As Simon wrote:
‘This same IPA data suggests that brands in ‘high consideration’ categories (where purchases have high price tags and are slow, complicated and deliberate) rely on strong brands even more than in low consideration categories (where purchases have lower price tags and are quicker and more instinctive).’
Still, as B2B marketers, we are constantly pushed to do more and do it faster. We’re continually exhorted to be more agile marketers with leaner teams, pushing out more content, more programmes, more campaigns, more ‘stuff’, more often. Quantity has become the measure of what we do and we’ve become convinced that MORE is always BETTER.
What would happen if we just slowed down? Perhaps even stopped for a minute? And gave some thought to what we are actually doing and more importantly, why?

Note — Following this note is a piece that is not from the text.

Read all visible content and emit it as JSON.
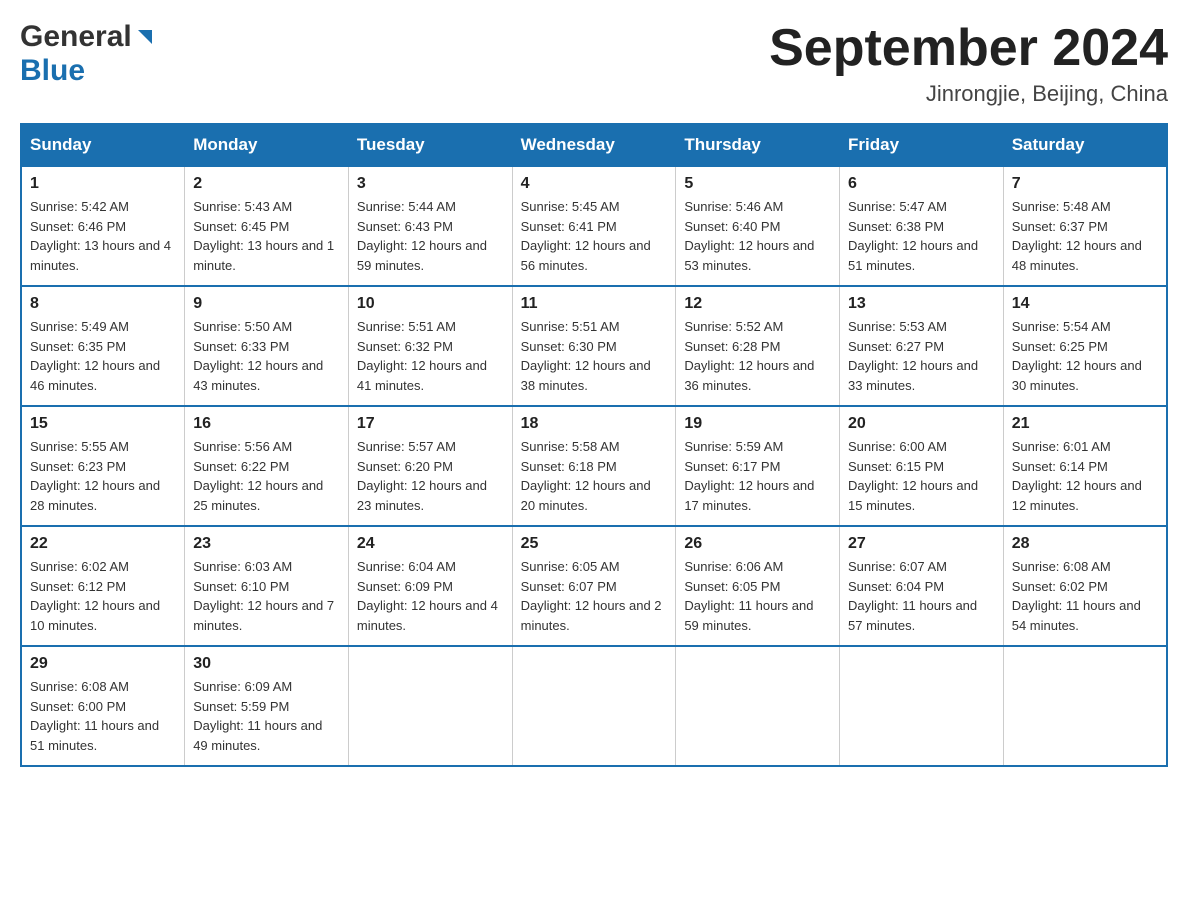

What if we built a ‘slow’ element into our day-to-day marketing lives by doing far less but with far more thought and purpose? If we understood how our marketing efforts impacted our organisations beyond our immediate outputs? If we looked at our customers over time, instead of the duration of a single campaign? If we became better at inter-linking and integrating our marketing activity into a seamless narrative that lasted beyond a single quarter or even a year?
There seems to be such a huge imbalance in focus in current B2B marketing practice. We’re addicted to fast marketing and there’s no let-up in sight. Despite Field and Binet’s findings – that our marketing activity and investment should be weighted at roughly 60% for long-term brand building and 40% for short-term response activity – in B2B that short/long-term split is way out of balance, weighted heavily towards the short term.
I’m not saying that we should reject fast, I’m saying that B2B marketing needs a balance. We need to apply more of our marketing efforts and investment towards building the future of our companies – irrespective of the current political or economic climate – as well as generating leads and revenue.
Ultimately, that means giving a whole lot more thought to understanding where and when we need to move at speed and what we need to do more slowly.
What are your thoughts? Is it time to start a Slow Marketing movement within B2B?
Heidi Taylor is an award-winning senior marketing strategist with 25 years' experience of helping organisations engage with their customers, creating impact and differentiation. She is a sought-after speaker at marketing conferences in the UK and internationally, and regularly contributes articles to marketing journals in print and online. You can follow her on Twitter @TaylorMadeInKew.